PROVIDED RECORDS
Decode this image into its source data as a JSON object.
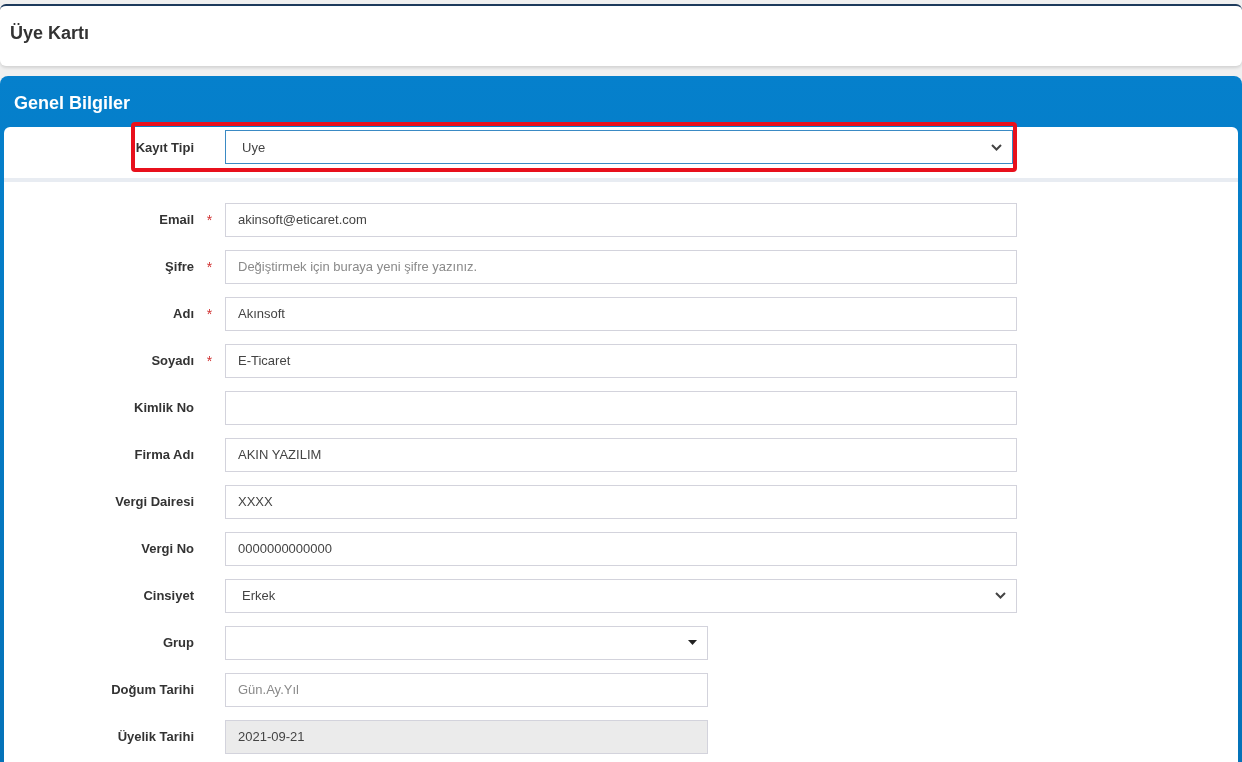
{
  "page_title": "Üye Kartı",
  "panel_title": "Genel Bilgiler",
  "required_mark": "*",
  "highlighted_field": {
    "label": "Kayıt Tipi",
    "kind": "select",
    "value": "Uye",
    "highlighted": true
  },
  "fields": [
    {
      "label": "Email",
      "required": true,
      "kind": "text",
      "value": "akinsoft@eticaret.com",
      "wide": true
    },
    {
      "label": "Şifre",
      "required": true,
      "kind": "text",
      "placeholder": "Değiştirmek için buraya yeni şifre yazınız.",
      "wide": true
    },
    {
      "label": "Adı",
      "required": true,
      "kind": "text",
      "value": "Akınsoft",
      "wide": true
    },
    {
      "label": "Soyadı",
      "required": true,
      "kind": "text",
      "value": "E-Ticaret",
      "wide": true
    },
    {
      "label": "Kimlik No",
      "required": false,
      "kind": "text",
      "wide": true
    },
    {
      "label": "Firma Adı",
      "required": false,
      "kind": "text",
      "value": "AKIN YAZILIM",
      "wide": true
    },
    {
      "label": "Vergi Dairesi",
      "required": false,
      "kind": "text",
      "value": "XXXX",
      "wide": true
    },
    {
      "label": "Vergi No",
      "required": false,
      "kind": "text",
      "value": "0000000000000",
      "wide": true
    },
    {
      "label": "Cinsiyet",
      "required": false,
      "kind": "select",
      "value": "Erkek",
      "wide": true
    },
    {
      "label": "Grup",
      "required": false,
      "kind": "dropdown",
      "wide": false
    },
    {
      "label": "Doğum Tarihi",
      "required": false,
      "kind": "text",
      "placeholder": "Gün.Ay.Yıl",
      "wide": false
    },
    {
      "label": "Üyelik Tarihi",
      "required": false,
      "kind": "text",
      "value": "2021-09-21",
      "wide": false,
      "disabled": true
    }
  ]
}
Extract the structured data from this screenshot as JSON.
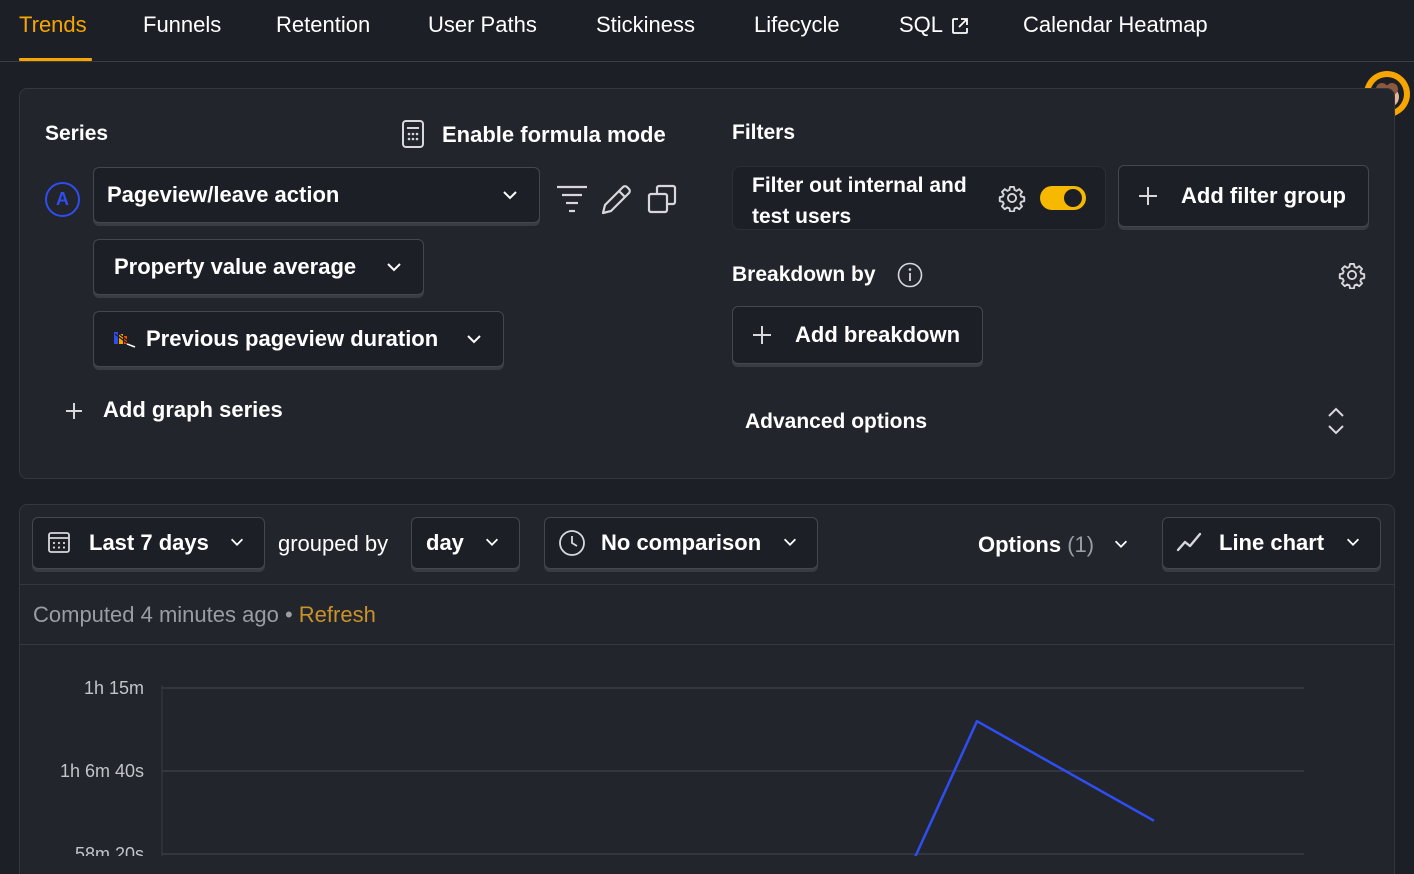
{
  "tabs": [
    {
      "label": "Trends",
      "active": true
    },
    {
      "label": "Funnels"
    },
    {
      "label": "Retention"
    },
    {
      "label": "User Paths"
    },
    {
      "label": "Stickiness"
    },
    {
      "label": "Lifecycle"
    },
    {
      "label": "SQL"
    },
    {
      "label": "Calendar Heatmap"
    }
  ],
  "series": {
    "title": "Series",
    "formula_label": "Enable formula mode",
    "series_letter": "A",
    "event_label": "Pageview/leave action",
    "math_label": "Property value average",
    "property_label": "Previous pageview duration",
    "add_series_label": "Add graph series"
  },
  "filters": {
    "title": "Filters",
    "internal_users_label": "Filter out internal and test users",
    "internal_users_enabled": true,
    "add_filter_group_label": "Add filter group",
    "breakdown_title": "Breakdown by",
    "add_breakdown_label": "Add breakdown",
    "advanced_label": "Advanced options"
  },
  "toolbar": {
    "date_range": "Last 7 days",
    "grouped_by_label": "grouped by",
    "interval": "day",
    "comparison": "No comparison",
    "options_label": "Options",
    "options_count": "(1)",
    "chart_type": "Line chart"
  },
  "status": {
    "computed": "Computed 4 minutes ago",
    "separator": "•",
    "refresh": "Refresh"
  },
  "chart_data": {
    "type": "line",
    "y_tick_labels": [
      "1h 15m",
      "1h 6m 40s",
      "58m 20s"
    ],
    "series_color": "#2e4ef2",
    "series": [
      {
        "values_seconds": [
          3150,
          4300,
          3700
        ]
      }
    ]
  },
  "colors": {
    "accent": "#f7a501",
    "series": "#2e4ef2",
    "toggle_on": "#f7b800"
  }
}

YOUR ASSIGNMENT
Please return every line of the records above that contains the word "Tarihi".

SOLUTION FOR THIS PROBLEM
      "label": "Doğum Tarihi",
      "label": "Üyelik Tarihi",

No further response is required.